## Required work
Select from the data all lines with the word "title".

## Dataset rows describing interfaces
+++

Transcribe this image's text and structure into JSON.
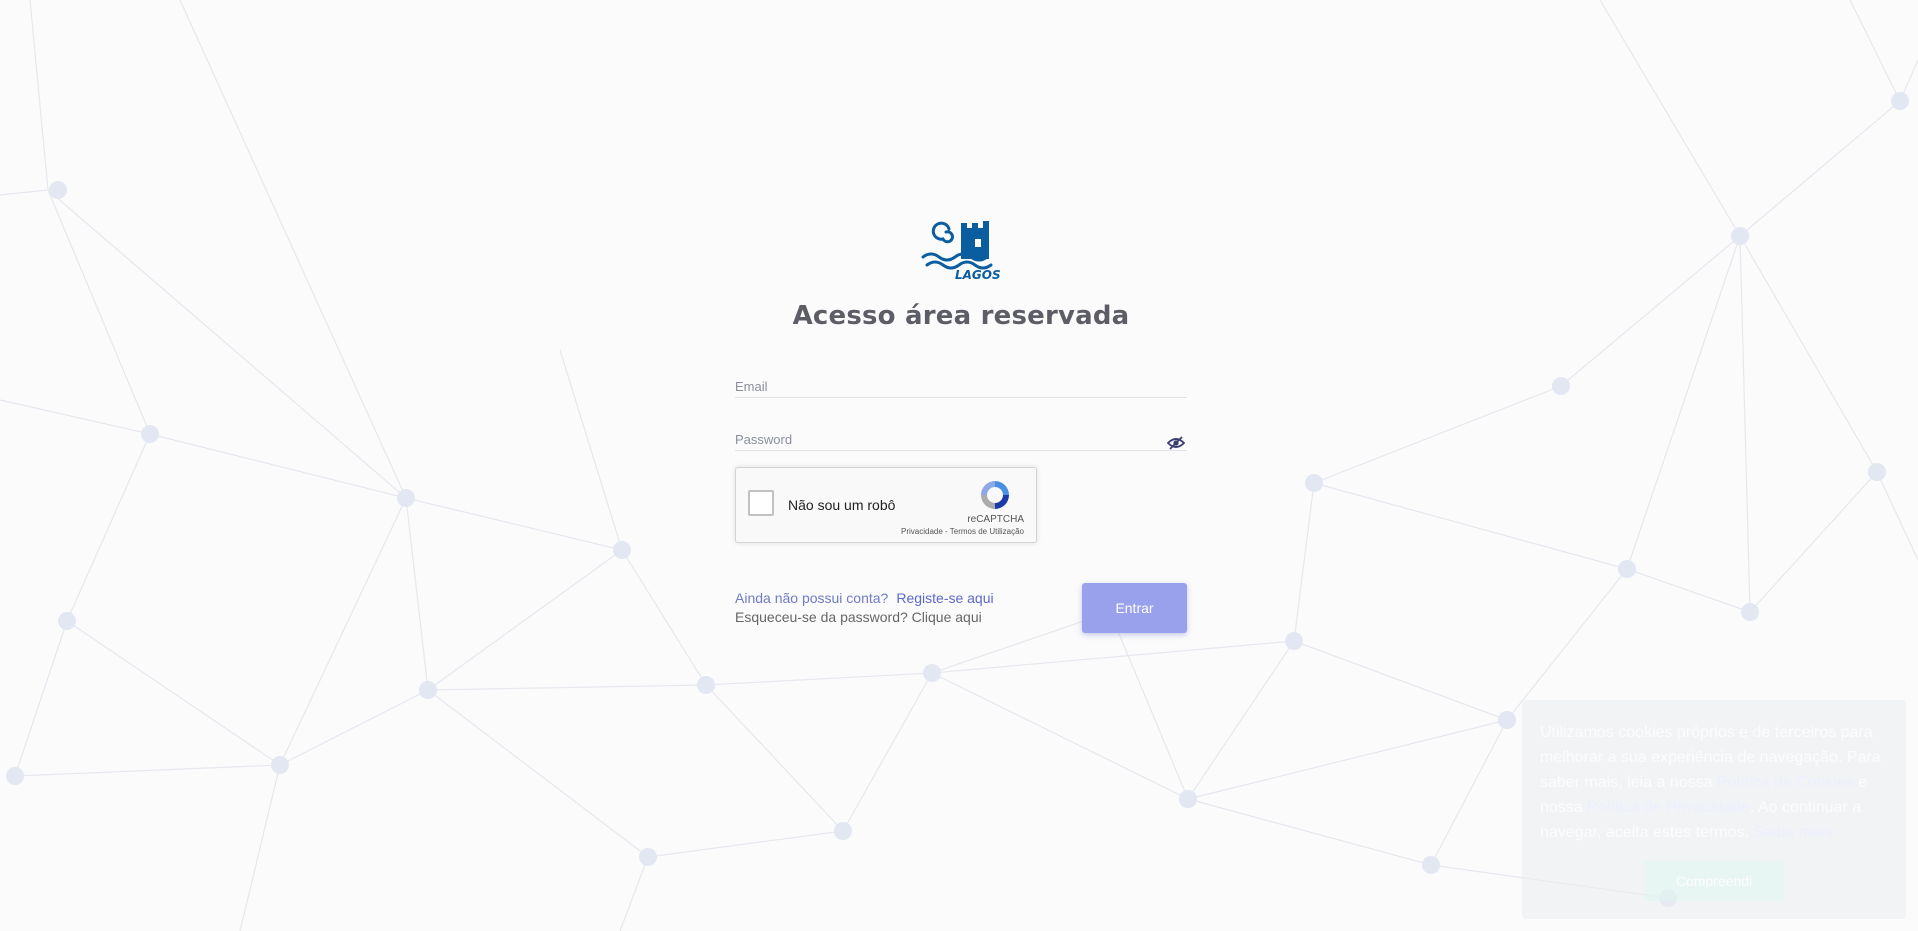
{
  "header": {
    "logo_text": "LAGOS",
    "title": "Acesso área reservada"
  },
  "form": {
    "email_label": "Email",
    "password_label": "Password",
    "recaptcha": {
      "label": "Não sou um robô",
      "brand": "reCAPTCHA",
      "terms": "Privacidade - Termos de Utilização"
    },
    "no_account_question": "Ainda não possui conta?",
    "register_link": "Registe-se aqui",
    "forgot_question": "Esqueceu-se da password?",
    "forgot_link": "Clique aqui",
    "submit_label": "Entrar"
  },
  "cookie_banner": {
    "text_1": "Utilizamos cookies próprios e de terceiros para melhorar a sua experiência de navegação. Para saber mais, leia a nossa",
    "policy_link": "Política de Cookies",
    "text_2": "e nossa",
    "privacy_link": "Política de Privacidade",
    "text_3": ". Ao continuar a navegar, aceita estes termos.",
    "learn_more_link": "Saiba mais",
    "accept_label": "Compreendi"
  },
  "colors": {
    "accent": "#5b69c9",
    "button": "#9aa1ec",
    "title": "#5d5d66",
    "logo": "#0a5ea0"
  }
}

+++

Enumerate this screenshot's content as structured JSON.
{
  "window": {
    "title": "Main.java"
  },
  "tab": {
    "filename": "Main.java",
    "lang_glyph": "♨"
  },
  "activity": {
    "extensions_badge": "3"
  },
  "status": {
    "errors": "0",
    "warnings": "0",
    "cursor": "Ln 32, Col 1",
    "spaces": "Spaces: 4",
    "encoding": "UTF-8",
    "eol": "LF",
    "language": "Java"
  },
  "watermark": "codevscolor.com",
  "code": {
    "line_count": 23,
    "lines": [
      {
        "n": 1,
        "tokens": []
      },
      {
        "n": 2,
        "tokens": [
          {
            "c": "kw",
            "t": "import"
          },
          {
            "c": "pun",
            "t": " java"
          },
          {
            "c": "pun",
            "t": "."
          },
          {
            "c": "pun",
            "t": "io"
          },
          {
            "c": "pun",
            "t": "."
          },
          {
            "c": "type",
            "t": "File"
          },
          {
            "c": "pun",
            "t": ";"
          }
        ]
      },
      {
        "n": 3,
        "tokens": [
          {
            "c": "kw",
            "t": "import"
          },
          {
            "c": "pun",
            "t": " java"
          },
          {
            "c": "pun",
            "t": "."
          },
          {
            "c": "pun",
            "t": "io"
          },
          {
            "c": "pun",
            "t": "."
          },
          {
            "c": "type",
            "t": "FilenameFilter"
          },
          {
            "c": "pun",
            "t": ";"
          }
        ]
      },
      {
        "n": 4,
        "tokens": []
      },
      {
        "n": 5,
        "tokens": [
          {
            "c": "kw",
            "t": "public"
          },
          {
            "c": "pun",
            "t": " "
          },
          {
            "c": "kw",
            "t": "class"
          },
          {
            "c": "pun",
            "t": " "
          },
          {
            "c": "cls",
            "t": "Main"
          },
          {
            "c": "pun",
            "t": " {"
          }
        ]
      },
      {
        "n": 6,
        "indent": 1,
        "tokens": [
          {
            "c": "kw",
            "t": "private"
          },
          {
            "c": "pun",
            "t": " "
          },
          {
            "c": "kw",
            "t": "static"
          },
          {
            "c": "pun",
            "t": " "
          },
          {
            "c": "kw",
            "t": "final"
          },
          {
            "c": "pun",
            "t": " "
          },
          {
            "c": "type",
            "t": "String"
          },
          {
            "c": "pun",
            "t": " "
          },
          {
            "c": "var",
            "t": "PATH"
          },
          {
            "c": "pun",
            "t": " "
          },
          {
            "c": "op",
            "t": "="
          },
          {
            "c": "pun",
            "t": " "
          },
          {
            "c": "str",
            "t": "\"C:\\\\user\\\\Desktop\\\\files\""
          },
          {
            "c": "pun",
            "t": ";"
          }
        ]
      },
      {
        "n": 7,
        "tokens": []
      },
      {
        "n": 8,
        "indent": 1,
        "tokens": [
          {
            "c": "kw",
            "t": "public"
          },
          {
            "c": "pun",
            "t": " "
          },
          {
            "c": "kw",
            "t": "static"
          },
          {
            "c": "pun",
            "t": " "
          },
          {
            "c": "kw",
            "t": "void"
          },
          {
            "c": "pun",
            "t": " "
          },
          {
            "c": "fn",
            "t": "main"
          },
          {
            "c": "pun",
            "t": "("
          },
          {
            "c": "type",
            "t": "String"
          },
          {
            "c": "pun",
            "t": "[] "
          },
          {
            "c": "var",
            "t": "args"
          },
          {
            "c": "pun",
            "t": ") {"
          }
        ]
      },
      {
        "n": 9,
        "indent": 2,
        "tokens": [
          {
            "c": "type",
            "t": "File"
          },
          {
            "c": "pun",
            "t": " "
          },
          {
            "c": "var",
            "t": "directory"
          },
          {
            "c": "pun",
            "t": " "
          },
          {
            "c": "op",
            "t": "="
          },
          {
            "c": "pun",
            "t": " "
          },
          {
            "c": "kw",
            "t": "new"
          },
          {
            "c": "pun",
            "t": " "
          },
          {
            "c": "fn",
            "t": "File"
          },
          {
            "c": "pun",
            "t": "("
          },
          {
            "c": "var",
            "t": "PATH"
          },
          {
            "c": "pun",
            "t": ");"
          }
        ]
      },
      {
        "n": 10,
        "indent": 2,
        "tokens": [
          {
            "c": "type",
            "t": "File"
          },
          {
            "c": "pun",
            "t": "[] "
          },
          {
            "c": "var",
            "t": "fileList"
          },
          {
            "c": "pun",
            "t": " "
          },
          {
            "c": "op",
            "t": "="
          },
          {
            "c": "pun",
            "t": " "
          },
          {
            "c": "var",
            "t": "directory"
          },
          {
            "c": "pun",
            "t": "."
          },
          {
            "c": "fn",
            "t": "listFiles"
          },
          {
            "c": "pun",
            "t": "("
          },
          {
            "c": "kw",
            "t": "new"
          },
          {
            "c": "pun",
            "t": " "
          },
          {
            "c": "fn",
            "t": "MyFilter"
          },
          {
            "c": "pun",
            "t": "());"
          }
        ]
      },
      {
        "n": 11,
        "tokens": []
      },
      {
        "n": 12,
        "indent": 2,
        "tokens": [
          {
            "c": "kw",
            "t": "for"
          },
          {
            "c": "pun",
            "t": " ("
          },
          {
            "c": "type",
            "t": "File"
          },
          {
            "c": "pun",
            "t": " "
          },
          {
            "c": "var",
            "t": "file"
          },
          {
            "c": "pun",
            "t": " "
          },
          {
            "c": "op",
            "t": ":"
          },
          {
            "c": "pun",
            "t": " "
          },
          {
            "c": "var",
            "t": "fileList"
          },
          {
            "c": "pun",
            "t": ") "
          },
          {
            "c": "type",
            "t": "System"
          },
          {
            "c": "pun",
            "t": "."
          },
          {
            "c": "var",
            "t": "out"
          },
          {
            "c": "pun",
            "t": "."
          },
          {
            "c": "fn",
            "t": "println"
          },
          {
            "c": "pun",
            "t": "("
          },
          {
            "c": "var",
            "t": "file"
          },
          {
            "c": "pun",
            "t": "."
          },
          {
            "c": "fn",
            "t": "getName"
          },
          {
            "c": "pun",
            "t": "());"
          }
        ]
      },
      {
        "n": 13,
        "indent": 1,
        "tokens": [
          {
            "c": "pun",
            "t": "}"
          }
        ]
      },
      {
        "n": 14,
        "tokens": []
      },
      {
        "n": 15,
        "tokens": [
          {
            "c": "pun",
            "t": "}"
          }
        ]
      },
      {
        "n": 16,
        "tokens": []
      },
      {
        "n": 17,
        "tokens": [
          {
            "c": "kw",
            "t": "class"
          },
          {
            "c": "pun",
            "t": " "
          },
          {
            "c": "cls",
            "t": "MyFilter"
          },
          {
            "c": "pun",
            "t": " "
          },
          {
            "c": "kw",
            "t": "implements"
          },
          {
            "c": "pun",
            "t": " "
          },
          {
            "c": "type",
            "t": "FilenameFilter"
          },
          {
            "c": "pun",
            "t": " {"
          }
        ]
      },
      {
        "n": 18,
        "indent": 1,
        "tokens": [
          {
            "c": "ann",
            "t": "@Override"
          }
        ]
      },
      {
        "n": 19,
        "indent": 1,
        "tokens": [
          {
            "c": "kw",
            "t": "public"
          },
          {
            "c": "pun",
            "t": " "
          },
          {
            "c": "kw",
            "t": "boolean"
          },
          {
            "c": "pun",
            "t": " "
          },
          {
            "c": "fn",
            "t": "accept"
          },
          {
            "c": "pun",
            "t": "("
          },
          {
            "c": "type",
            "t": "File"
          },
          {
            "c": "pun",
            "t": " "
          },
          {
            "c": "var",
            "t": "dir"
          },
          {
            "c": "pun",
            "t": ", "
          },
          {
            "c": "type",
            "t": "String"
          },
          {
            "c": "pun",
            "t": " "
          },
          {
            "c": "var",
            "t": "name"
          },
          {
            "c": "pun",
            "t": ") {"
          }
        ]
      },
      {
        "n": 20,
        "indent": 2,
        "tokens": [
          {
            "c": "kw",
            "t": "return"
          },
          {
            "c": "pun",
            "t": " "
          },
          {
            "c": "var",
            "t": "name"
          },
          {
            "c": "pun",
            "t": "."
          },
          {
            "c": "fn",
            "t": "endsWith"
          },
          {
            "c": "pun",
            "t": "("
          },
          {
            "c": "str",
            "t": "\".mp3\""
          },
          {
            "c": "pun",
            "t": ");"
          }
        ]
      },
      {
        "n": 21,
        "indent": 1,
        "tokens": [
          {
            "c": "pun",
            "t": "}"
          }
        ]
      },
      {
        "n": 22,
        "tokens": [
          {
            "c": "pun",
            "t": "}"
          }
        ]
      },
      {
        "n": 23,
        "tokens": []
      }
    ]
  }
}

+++

## Solution below
    "title": "Acesso área reservada"
    "title": "#5d5d66",
    "title": "Main.java"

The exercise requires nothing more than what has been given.